Should an entry include a picture, omit the picture and still repeat everything else exactly.

== Records for the task ==
···

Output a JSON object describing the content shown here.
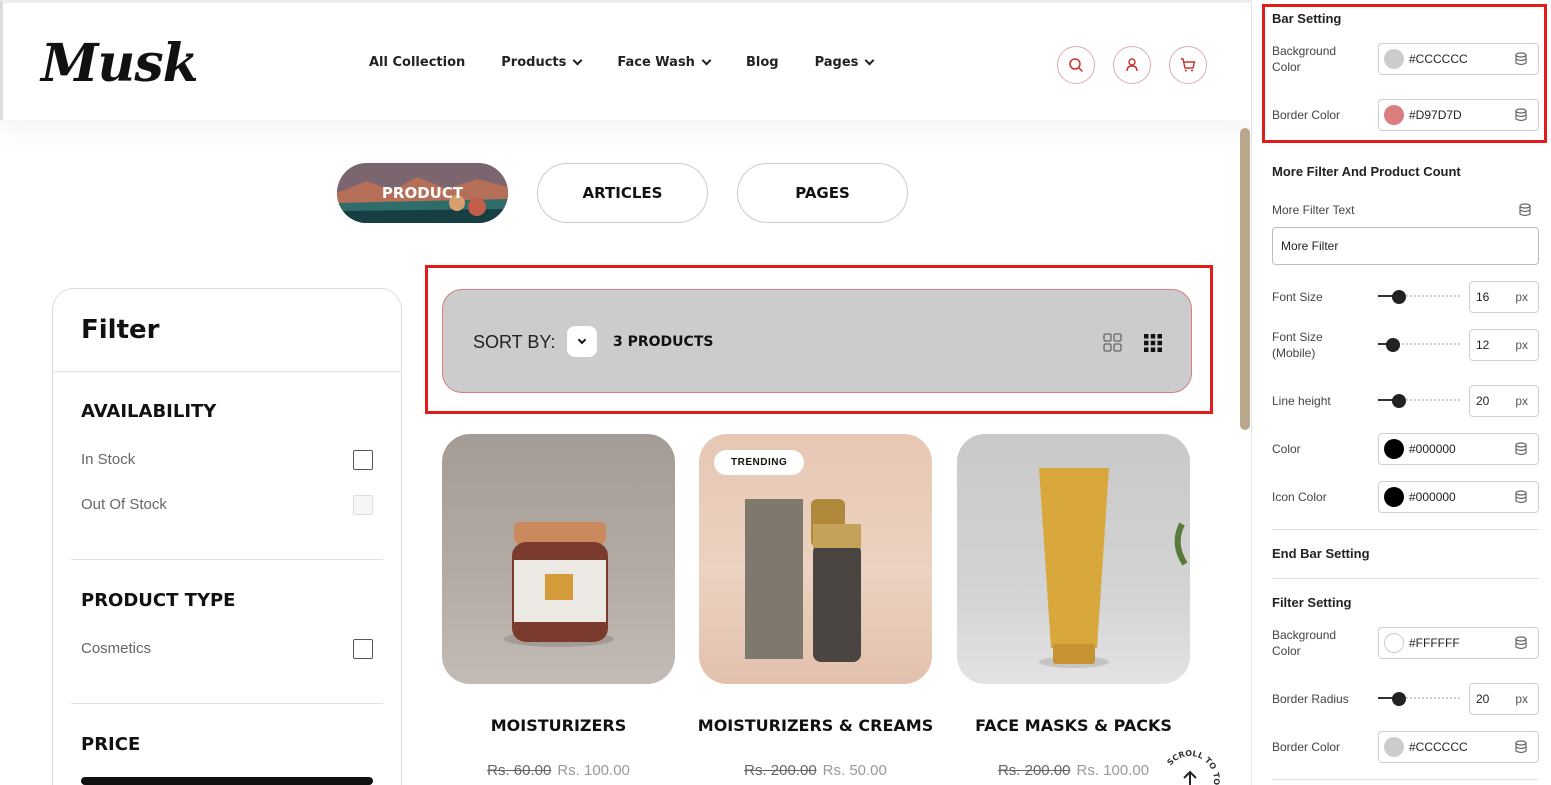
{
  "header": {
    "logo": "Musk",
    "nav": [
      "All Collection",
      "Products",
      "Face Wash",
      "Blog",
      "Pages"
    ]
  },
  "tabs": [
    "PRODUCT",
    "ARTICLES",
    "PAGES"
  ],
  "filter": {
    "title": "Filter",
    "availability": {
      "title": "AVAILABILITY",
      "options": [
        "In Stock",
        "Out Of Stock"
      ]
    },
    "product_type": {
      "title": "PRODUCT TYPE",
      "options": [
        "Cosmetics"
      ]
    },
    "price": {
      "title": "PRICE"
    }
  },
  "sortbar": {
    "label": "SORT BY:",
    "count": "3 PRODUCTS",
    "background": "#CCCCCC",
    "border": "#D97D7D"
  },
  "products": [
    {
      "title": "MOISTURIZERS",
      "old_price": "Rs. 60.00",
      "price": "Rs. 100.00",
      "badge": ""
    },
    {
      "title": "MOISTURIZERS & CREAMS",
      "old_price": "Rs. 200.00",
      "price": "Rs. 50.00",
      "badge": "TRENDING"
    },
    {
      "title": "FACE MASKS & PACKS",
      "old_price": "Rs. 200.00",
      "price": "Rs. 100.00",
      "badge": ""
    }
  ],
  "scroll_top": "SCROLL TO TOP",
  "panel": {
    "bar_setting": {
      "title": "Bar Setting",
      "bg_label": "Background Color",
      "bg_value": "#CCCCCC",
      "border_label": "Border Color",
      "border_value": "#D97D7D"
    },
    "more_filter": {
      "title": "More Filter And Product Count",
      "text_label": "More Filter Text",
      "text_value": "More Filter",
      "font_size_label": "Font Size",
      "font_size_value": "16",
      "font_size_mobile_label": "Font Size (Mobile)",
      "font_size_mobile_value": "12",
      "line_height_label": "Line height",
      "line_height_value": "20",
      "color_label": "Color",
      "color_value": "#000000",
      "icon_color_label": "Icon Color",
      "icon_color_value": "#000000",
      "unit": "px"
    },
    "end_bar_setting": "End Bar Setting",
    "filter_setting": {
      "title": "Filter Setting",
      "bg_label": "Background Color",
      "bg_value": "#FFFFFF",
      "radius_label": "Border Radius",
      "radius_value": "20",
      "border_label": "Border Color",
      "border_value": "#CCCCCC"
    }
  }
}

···

== Solution for this problem ==
Output a JSON object describing the content shown here.
{
  "header": {
    "logo": "Musk",
    "nav": [
      "All Collection",
      "Products",
      "Face Wash",
      "Blog",
      "Pages"
    ]
  },
  "tabs": [
    "PRODUCT",
    "ARTICLES",
    "PAGES"
  ],
  "filter": {
    "title": "Filter",
    "availability": {
      "title": "AVAILABILITY",
      "options": [
        "In Stock",
        "Out Of Stock"
      ]
    },
    "product_type": {
      "title": "PRODUCT TYPE",
      "options": [
        "Cosmetics"
      ]
    },
    "price": {
      "title": "PRICE"
    }
  },
  "sortbar": {
    "label": "SORT BY:",
    "count": "3 PRODUCTS",
    "background": "#CCCCCC",
    "border": "#D97D7D"
  },
  "products": [
    {
      "title": "MOISTURIZERS",
      "old_price": "Rs. 60.00",
      "price": "Rs. 100.00",
      "badge": ""
    },
    {
      "title": "MOISTURIZERS & CREAMS",
      "old_price": "Rs. 200.00",
      "price": "Rs. 50.00",
      "badge": "TRENDING"
    },
    {
      "title": "FACE MASKS & PACKS",
      "old_price": "Rs. 200.00",
      "price": "Rs. 100.00",
      "badge": ""
    }
  ],
  "scroll_top": "SCROLL TO TOP",
  "panel": {
    "bar_setting": {
      "title": "Bar Setting",
      "bg_label": "Background Color",
      "bg_value": "#CCCCCC",
      "border_label": "Border Color",
      "border_value": "#D97D7D"
    },
    "more_filter": {
      "title": "More Filter And Product Count",
      "text_label": "More Filter Text",
      "text_value": "More Filter",
      "font_size_label": "Font Size",
      "font_size_value": "16",
      "font_size_mobile_label": "Font Size (Mobile)",
      "font_size_mobile_value": "12",
      "line_height_label": "Line height",
      "line_height_value": "20",
      "color_label": "Color",
      "color_value": "#000000",
      "icon_color_label": "Icon Color",
      "icon_color_value": "#000000",
      "unit": "px"
    },
    "end_bar_setting": "End Bar Setting",
    "filter_setting": {
      "title": "Filter Setting",
      "bg_label": "Background Color",
      "bg_value": "#FFFFFF",
      "radius_label": "Border Radius",
      "radius_value": "20",
      "border_label": "Border Color",
      "border_value": "#CCCCCC"
    }
  }
}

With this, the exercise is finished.